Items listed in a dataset
BEGIN
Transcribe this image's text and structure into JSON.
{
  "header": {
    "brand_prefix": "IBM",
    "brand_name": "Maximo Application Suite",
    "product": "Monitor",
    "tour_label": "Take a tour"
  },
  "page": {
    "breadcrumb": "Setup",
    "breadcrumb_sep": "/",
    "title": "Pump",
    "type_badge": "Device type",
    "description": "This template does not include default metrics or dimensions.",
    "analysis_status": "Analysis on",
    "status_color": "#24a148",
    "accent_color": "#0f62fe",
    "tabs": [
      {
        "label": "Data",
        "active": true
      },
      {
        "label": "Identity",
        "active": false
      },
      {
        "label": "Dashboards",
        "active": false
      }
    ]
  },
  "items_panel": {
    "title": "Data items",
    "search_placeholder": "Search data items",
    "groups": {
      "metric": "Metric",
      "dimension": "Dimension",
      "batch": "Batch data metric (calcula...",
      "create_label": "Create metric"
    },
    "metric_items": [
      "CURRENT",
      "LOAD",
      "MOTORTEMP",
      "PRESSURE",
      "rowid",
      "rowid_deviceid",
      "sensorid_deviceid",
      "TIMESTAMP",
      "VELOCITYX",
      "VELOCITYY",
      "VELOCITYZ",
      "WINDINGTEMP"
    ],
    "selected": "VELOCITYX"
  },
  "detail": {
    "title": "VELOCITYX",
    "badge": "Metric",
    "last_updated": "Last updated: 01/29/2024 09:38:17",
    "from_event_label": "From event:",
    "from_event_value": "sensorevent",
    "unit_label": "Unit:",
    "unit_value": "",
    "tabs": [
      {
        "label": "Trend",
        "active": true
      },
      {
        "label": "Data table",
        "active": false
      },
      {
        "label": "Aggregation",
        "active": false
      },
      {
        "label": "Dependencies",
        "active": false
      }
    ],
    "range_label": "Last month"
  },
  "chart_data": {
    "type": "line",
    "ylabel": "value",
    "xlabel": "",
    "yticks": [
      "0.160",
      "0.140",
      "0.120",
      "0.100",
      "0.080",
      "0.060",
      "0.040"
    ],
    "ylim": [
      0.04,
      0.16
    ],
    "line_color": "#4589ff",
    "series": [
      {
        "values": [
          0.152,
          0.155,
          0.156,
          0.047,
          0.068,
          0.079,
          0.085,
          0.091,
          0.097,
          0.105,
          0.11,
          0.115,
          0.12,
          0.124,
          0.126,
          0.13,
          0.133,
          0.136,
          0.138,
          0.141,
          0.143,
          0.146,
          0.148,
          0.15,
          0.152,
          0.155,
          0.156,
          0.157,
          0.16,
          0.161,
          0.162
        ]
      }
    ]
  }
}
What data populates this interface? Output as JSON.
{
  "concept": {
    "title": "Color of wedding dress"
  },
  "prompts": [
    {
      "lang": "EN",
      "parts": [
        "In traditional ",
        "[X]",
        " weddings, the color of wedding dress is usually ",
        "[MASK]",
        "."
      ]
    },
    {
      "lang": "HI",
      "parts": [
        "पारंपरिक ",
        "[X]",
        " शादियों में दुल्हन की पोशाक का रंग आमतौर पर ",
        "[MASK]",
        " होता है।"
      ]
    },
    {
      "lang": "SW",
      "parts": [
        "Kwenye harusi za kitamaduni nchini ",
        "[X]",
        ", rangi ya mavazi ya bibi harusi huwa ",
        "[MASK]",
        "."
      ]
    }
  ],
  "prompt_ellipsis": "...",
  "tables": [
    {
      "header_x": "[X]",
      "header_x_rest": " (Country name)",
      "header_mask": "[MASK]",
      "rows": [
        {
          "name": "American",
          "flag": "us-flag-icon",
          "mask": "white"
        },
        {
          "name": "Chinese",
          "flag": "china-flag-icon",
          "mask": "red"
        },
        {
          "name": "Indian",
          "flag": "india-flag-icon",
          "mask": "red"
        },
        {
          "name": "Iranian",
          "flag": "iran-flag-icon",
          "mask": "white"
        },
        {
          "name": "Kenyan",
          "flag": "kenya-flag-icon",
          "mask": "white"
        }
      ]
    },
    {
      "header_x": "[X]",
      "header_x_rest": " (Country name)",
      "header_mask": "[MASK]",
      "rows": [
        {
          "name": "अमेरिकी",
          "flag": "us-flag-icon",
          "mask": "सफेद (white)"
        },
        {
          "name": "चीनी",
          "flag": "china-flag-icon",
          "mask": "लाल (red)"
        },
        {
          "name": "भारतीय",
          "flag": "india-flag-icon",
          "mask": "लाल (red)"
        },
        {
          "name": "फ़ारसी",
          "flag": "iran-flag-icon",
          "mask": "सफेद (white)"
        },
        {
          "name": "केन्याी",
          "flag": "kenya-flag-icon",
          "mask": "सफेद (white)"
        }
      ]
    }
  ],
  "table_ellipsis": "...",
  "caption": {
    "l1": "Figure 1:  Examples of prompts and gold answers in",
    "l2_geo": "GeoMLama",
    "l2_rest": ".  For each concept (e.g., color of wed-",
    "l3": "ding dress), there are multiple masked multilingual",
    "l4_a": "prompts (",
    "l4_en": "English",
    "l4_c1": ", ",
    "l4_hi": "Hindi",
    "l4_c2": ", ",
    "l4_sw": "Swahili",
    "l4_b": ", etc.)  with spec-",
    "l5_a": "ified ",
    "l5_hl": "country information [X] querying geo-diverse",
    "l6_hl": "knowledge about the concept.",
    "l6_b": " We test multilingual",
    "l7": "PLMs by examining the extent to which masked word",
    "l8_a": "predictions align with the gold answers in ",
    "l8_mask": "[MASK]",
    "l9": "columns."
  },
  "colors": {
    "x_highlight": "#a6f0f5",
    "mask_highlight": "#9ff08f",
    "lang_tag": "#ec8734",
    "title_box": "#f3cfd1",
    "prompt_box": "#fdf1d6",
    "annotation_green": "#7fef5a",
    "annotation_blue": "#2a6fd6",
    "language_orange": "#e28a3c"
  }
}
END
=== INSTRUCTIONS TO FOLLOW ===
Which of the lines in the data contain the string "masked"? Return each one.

=== RESPONSE BELOW ===
    "l3": "ding dress), there are multiple masked multilingual",
    "l7": "PLMs by examining the extent to which masked word",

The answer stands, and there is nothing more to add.